In this investigation, you are challenged to make mobile phone numbers which are easy to remember. What happens if you make a sequence adding 2 each time?

These caterpillars have 16 parts. What different shapes do they make if each part lies in the small squares of a 4 by 4 square?

How many shapes can you build from three red and two green cubes? Can you use what you've found out to predict the number for four red and two green?

Is there a best way to stack cans? What do different supermarkets do? How high can you safely stack the cans?

48 is called an abundant number because it is less than the sum of its factors (without itself). Can you find some more abundant numbers?

Can you make the most extraordinary, the most amazing, the most unusual patterns/designs from these triangles which are made in a special way?

Sort the houses in my street into different groups. Can you do it in any other ways?

These pictures show squares split into halves. Can you find other ways?

Three children are going to buy some plants for their birthdays. They will plant them within circular paths. How could they do this?

Place this "worm" on the 100 square and find the total of the four squares it covers. Keeping its head in the same place, what other totals can you make?

The challenge here is to find as many routes as you can for a fence to go so that this town is divided up into two halves, each with 8 blocks.

How can you arrange the 5 cubes so that you need the smallest number of Brush Loads of paint to cover them? Try with other numbers of cubes as well.

Roll two red dice and a green dice. Add the two numbers on the red dice and take away the number on the green. What are all the different possibilities that could come up?

In this section from a calendar, put a square box around the 1st, 2nd, 8th and 9th. Add all the pairs of numbers. What do you notice about the answers?

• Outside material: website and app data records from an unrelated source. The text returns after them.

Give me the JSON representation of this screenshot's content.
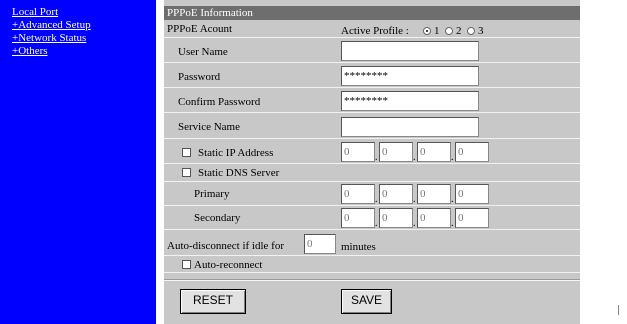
{
  "sidebar": {
    "items": [
      "Local Port",
      "+Advanced Setup",
      "+Network Status",
      "+Others"
    ]
  },
  "section_title": "PPPoE Information",
  "account": {
    "label": "PPPoE Acount",
    "profile_label": "Active Profile :",
    "profiles": [
      "1",
      "2",
      "3"
    ],
    "selected_profile": "1"
  },
  "fields": {
    "username_label": "User Name",
    "username_value": "",
    "password_label": "Password",
    "password_value": "********",
    "confirm_label": "Confirm Password",
    "confirm_value": "********",
    "service_label": "Service Name",
    "service_value": ""
  },
  "static_ip": {
    "label": "Static IP Address",
    "checked": false,
    "octets": [
      "0",
      "0",
      "0",
      "0"
    ]
  },
  "static_dns": {
    "label": "Static DNS Server",
    "checked": false,
    "primary_label": "Primary",
    "primary": [
      "0",
      "0",
      "0",
      "0"
    ],
    "secondary_label": "Secondary",
    "secondary": [
      "0",
      "0",
      "0",
      "0"
    ]
  },
  "idle": {
    "label": "Auto-disconnect if idle for",
    "value": "0",
    "unit": "minutes"
  },
  "reconnect": {
    "label": "Auto-reconnect",
    "checked": false
  },
  "buttons": {
    "reset": "RESET",
    "save": "SAVE"
  },
  "colors": {
    "sidebar": "#0000ff",
    "panel": "#c8c8c8",
    "header": "#6e6e6e"
  }
}
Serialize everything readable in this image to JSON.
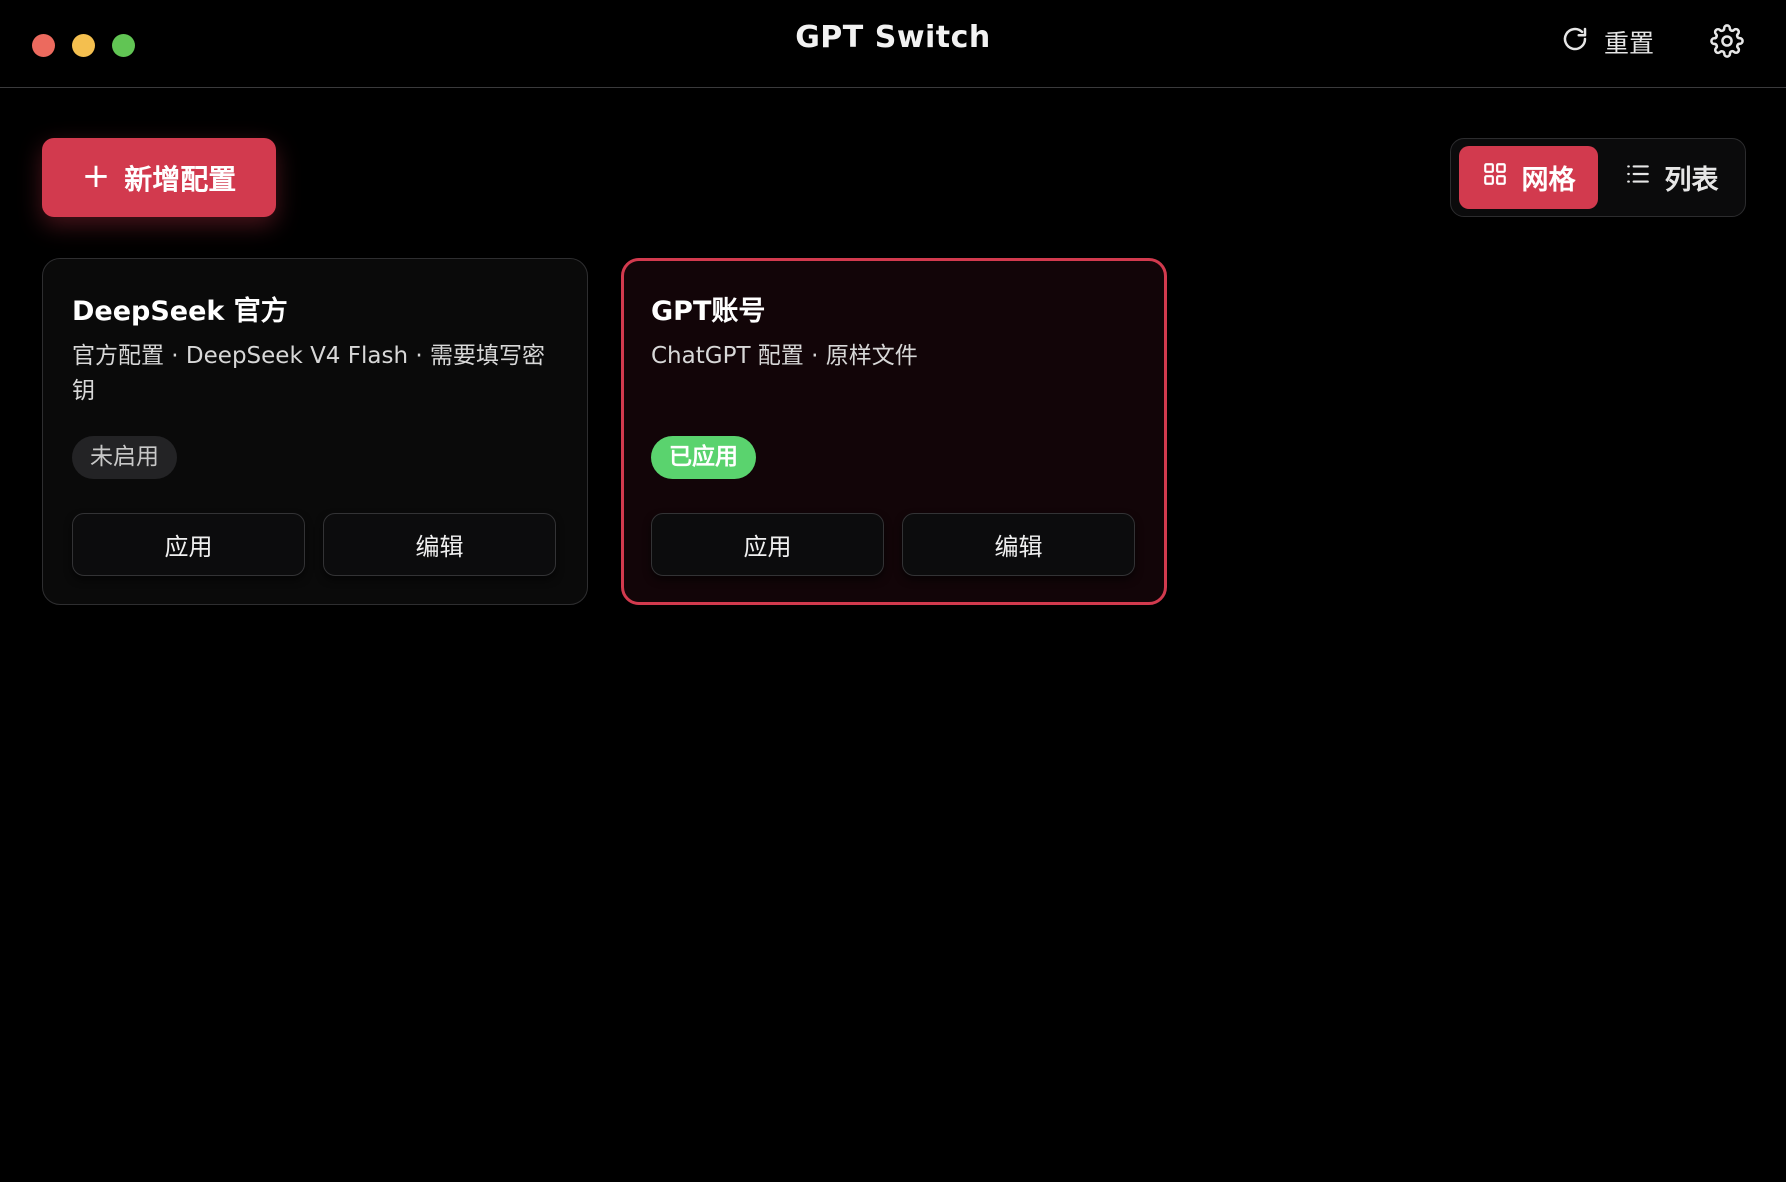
{
  "window": {
    "title": "GPT Switch",
    "traffic_lights": [
      "close",
      "minimize",
      "maximize"
    ]
  },
  "header": {
    "reset_label": "重置",
    "reset_icon": "refresh-icon",
    "settings_icon": "gear-icon"
  },
  "toolbar": {
    "add_label": "新增配置",
    "add_icon": "plus-icon",
    "view_toggle": {
      "grid_label": "网格",
      "list_label": "列表",
      "selected": "网格"
    }
  },
  "colors": {
    "accent": "#d23a4e",
    "success": "#5ad36e",
    "background": "#000000"
  },
  "cards": [
    {
      "title": "DeepSeek 官方",
      "description": "官方配置 · DeepSeek V4 Flash · 需要填写密钥",
      "status": "未启用",
      "apply_label": "应用",
      "edit_label": "编辑",
      "active": false
    },
    {
      "title": "GPT账号",
      "description": "ChatGPT 配置 · 原样文件",
      "status": "已应用",
      "apply_label": "应用",
      "edit_label": "编辑",
      "active": true
    }
  ]
}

This practical investigation invites you to make tessellating shapes in a similar way to the artist Escher.